Pulling the Site and Laboratory Investigation Together

In reviewing all of the details related to work at the job site, the reported period of wet weather appeared to be a significant event. In fact, when records for a nearby weather station were reviewed, it was discovered that two significant rain events had occurred. The records showed a period of heavy rainfall (0.84 inches) in early October, including nearly a three-day period where the dew point temperature remained at or near the ambient air temperature (Fig. 4). Because the interior of the building was not conditioned, it was assumed that the interior temperatures were similar (or worse) than the exterior condition. A similar period of heavy rain also occurred in late October, with 0.75 inches of rain falling and another extended period where the dew point temperature remained very close to the ambient air temperature (Fig. 5). Rust spots on the roof structure were reported shortly after the late October wet period, but likely began to form after the earlier period of rainfall.

Fig. 4: Early October weather data
Fig. 5: Late October weather data

The investigation revealed that the formation of rust spots over the roof deck was caused by three factors:

  • The use of a thin primer on the roof deck without substantial corrosion resistance properties
  • The introduction of moisture inside the building from October rain events
  • The use of a water-based acrylic finish coat in conjunction with the thin deck primer and moisture in the building

The polyester deck primer did not provide much corrosion resistance to the steel deck. The thin layer could not prevent corrosion of the steel deck after moisture was introduced in the building interior. Further, the use of the water-based acrylic finish coat could not prevent the formation of rust spots, given the thin roof deck primer and introduction of moisture in the building. Although the product information for the finish coat stated that the coating was resistant to flash rusting, water-based acrylic coatings generally do not provide optimal corrosion resistance. Lack of corrosion resistance allowed rust to come through the finish coat (Fig. 6). Significant moisture trapped in an interior environment can eventually permeate the coating to reach the steel substrate and initiate corrosion. Once this occurs, the coating film tends to hold the moisture, allowing corrosion to continue until corrosion and corrosion staining from the steel migrates through the coating, forming rust spots.

Fig. 6: Typical corrosion/rusting along edge of corrugated roof deck.

The degree of corrosion was not expected to worsen if the interior environment remained dry and environmentally controlled. The recommended coating repair was a new coat of the alkyd repair coating applied to the roof deck to sufficiently seal the surface and prevent any continued formation of rust spots. Since the building interior was conditioned at this point, extra control of the interior conditions was not specifically recommended.


The beginning of this article asked, “Were the rust spots a result of what was going on inside or outside of the warehouse?” The answer is both.
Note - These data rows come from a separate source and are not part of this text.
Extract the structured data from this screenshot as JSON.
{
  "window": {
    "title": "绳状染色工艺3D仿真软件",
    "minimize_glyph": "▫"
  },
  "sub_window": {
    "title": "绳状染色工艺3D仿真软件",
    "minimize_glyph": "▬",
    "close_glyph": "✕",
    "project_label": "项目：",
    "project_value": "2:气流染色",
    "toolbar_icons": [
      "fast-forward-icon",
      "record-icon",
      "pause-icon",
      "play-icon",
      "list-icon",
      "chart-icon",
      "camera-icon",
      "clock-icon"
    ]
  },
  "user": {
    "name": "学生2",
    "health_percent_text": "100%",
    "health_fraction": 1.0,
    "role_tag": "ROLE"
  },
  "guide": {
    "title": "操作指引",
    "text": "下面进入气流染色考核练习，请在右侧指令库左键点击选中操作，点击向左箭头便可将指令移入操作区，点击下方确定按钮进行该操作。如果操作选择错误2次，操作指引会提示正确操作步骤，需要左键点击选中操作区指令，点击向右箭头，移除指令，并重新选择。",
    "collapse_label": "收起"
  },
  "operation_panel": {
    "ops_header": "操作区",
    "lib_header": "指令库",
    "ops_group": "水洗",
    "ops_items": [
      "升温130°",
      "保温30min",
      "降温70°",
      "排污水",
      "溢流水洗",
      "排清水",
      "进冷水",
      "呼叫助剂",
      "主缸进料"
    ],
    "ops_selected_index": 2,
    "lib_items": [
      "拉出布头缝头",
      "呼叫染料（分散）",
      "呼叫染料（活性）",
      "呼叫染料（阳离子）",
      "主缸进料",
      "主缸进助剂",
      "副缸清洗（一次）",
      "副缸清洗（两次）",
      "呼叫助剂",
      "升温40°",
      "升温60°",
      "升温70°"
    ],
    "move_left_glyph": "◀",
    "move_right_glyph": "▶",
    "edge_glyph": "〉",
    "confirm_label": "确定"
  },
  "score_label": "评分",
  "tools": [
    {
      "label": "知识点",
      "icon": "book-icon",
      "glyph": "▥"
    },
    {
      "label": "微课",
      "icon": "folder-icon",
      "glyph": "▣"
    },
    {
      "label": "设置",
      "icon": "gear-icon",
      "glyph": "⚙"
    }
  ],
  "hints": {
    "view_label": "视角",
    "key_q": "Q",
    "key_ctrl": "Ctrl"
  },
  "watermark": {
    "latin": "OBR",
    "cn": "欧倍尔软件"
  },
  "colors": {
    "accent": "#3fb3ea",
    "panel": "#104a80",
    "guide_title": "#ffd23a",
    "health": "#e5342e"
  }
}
Since the inside of the building was not conditioned, what happened outside—the significant rain and a dew point temperature that remained close to the ambient air temperature—affected the conditions inside, therefore causing a coating failure.

Article From The Journal Of Protective Coatings & Linings ©2012 Technology Publishing Company

JHelselJay Helsel is a Senior Coatings Consultant with KTA where he has been employed for over 10 years. He is a registered Professional Engineer in numerous states, and he is also a NACE Certified Coatings Inspector Level 3 (Peer Review). Jay has extensive marine and shipboard experience having served 11 years in the Coast Guard, most recently as a Lieutenant Commander in the area of Marine Vessel Inspection.